Material for this exercise below:

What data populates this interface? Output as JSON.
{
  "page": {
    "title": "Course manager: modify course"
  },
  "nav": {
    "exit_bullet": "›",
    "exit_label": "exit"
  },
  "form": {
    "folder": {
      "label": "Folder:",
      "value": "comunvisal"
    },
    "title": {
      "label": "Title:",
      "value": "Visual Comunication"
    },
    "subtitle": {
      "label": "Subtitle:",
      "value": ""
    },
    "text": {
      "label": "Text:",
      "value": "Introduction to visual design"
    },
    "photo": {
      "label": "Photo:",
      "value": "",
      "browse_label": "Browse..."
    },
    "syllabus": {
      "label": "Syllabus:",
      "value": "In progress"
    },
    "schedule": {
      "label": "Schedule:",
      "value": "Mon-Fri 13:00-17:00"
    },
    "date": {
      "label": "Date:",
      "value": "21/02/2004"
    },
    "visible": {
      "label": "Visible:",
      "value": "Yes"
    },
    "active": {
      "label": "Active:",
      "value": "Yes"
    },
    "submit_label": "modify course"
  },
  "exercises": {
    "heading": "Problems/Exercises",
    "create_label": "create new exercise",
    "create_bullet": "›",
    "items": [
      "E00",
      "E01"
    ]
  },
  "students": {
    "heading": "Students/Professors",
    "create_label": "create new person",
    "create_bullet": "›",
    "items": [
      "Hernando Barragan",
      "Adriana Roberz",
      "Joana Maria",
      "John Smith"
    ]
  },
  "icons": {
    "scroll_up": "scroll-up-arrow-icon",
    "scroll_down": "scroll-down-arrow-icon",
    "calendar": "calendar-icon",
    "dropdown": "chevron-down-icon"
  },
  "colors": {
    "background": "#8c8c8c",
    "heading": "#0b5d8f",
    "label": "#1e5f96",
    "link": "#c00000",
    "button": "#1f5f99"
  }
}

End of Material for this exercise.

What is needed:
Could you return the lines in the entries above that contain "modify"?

Exercise answer:
    "title": "Course manager: modify course"
    "submit_label": "modify course"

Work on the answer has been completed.